* **ABOUT THIS EXERCISE**:
Work out the number of lines in the listing that include the string "screenshot". Reply with that number alone.

....................

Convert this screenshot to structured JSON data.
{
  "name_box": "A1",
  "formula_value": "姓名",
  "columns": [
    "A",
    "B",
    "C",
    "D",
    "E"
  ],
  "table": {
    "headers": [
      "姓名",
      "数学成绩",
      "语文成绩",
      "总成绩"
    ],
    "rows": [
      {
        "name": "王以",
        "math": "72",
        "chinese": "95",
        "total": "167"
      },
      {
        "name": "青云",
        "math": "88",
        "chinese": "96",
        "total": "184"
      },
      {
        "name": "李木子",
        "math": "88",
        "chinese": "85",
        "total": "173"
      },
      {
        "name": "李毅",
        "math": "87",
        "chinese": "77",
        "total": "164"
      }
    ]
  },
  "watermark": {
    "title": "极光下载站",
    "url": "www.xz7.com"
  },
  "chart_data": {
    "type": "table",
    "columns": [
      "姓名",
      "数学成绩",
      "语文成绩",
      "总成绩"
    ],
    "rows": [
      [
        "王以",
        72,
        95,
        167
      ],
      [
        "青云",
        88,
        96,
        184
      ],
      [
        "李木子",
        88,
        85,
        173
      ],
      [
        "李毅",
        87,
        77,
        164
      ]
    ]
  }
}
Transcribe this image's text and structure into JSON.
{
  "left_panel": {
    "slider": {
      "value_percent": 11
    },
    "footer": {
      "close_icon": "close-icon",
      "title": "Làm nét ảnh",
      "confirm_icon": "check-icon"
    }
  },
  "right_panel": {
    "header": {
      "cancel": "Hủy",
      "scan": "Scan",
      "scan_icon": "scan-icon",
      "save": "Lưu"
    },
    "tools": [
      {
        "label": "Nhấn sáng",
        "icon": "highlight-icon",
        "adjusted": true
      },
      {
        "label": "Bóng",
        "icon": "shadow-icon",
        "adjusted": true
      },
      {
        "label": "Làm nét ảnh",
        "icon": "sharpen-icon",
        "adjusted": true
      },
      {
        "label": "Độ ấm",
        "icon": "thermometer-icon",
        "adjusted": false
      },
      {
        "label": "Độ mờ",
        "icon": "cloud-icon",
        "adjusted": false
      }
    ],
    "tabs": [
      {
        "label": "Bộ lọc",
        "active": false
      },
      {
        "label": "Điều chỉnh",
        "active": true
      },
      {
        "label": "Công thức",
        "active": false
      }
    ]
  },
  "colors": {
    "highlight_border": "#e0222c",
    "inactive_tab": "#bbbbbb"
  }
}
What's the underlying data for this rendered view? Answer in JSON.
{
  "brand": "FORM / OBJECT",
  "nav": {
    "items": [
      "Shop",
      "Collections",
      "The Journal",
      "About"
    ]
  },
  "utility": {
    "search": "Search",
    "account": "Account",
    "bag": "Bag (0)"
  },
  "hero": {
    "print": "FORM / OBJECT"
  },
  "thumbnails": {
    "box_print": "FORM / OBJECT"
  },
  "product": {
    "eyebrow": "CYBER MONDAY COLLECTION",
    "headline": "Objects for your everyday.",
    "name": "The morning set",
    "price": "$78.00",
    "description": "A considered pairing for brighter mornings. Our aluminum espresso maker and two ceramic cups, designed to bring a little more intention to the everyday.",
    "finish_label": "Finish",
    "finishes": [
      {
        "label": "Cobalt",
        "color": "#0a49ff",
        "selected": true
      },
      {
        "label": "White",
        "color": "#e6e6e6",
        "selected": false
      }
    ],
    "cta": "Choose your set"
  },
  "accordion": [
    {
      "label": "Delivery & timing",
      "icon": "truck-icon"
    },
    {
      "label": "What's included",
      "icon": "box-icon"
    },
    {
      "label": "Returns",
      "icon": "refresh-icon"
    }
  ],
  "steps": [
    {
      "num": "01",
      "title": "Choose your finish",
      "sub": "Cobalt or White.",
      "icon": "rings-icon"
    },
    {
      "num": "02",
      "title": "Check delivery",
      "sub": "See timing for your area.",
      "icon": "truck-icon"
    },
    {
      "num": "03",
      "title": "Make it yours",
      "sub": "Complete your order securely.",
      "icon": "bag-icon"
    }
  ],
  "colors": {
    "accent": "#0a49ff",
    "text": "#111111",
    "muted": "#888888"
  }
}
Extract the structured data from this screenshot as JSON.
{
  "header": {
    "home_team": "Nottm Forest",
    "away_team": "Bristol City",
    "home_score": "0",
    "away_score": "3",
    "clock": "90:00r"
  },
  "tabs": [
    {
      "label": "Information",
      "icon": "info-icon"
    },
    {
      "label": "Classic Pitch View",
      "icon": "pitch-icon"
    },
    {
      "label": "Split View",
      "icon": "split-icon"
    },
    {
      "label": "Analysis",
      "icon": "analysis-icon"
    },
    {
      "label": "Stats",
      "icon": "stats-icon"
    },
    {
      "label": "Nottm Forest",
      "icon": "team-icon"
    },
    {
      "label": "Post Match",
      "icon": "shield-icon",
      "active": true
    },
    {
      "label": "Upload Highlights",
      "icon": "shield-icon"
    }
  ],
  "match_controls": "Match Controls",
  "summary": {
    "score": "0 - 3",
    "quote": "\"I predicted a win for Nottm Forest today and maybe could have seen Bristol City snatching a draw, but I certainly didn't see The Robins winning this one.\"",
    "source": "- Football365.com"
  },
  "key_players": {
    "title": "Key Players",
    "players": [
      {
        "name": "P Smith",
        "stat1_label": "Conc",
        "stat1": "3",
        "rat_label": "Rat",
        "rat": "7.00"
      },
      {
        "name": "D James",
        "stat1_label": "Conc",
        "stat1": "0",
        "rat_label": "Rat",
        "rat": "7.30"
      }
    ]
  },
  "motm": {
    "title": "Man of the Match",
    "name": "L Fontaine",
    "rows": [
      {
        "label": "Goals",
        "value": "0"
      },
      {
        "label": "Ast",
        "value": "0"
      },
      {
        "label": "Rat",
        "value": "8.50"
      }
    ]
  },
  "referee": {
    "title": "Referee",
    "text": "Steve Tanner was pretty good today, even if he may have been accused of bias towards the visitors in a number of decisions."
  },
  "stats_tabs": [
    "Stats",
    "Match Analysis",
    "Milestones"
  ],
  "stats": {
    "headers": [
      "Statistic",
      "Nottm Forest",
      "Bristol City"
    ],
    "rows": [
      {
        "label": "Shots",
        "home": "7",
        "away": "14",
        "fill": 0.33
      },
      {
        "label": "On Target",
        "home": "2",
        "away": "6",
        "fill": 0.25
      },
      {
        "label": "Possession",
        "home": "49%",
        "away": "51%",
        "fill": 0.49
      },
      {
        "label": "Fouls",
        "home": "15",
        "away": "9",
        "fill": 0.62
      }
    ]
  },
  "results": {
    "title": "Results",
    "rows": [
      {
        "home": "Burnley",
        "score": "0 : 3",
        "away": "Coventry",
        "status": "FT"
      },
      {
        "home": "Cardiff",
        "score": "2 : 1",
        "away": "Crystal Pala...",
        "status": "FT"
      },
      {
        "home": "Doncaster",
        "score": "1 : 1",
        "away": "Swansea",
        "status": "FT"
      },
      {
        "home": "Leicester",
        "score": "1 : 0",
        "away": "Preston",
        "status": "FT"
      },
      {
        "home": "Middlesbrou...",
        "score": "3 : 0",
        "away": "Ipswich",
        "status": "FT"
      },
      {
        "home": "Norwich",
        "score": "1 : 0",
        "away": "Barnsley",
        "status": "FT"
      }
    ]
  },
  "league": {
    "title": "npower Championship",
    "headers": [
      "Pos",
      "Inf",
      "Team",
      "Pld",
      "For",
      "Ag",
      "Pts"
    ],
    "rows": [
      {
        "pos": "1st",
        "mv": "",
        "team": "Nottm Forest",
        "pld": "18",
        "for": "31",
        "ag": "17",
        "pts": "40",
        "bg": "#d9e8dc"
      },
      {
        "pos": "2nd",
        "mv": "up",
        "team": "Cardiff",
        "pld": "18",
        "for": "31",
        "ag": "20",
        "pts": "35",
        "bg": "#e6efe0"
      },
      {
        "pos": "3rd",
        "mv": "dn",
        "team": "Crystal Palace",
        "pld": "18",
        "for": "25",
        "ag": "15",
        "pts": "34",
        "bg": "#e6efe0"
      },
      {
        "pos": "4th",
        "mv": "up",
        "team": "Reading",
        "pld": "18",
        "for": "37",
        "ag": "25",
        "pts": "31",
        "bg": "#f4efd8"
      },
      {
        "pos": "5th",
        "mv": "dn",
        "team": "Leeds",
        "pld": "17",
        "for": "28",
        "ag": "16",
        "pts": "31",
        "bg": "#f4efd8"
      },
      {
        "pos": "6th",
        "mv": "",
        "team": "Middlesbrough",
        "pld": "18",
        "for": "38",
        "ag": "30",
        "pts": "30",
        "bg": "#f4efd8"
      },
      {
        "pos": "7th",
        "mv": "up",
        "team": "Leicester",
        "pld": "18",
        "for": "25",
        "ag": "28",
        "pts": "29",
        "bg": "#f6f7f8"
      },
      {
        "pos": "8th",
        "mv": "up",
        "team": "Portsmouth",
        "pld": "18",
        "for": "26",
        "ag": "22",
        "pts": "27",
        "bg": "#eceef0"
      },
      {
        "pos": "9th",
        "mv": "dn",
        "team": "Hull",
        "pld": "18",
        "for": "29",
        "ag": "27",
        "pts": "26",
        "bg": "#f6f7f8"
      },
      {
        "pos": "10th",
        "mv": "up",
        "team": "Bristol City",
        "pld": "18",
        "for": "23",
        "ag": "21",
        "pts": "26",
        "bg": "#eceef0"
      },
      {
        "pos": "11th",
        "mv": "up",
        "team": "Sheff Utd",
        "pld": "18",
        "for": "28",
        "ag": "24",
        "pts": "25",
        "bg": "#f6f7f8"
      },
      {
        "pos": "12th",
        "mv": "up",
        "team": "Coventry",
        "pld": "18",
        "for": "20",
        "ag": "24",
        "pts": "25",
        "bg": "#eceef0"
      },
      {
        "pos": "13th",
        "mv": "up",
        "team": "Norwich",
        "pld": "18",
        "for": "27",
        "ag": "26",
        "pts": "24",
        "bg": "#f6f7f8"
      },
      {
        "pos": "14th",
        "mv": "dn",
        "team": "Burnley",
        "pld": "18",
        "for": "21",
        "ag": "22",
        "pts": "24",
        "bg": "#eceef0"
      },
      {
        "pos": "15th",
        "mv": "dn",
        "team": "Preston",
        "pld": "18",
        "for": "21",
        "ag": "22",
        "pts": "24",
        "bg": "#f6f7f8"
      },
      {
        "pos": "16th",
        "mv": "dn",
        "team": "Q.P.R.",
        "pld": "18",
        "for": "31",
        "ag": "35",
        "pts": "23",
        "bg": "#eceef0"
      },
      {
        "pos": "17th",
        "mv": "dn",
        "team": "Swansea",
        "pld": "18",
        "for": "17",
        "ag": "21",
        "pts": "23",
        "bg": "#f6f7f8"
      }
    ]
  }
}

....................

* **RESULT OF THIS EXERCISE**:
2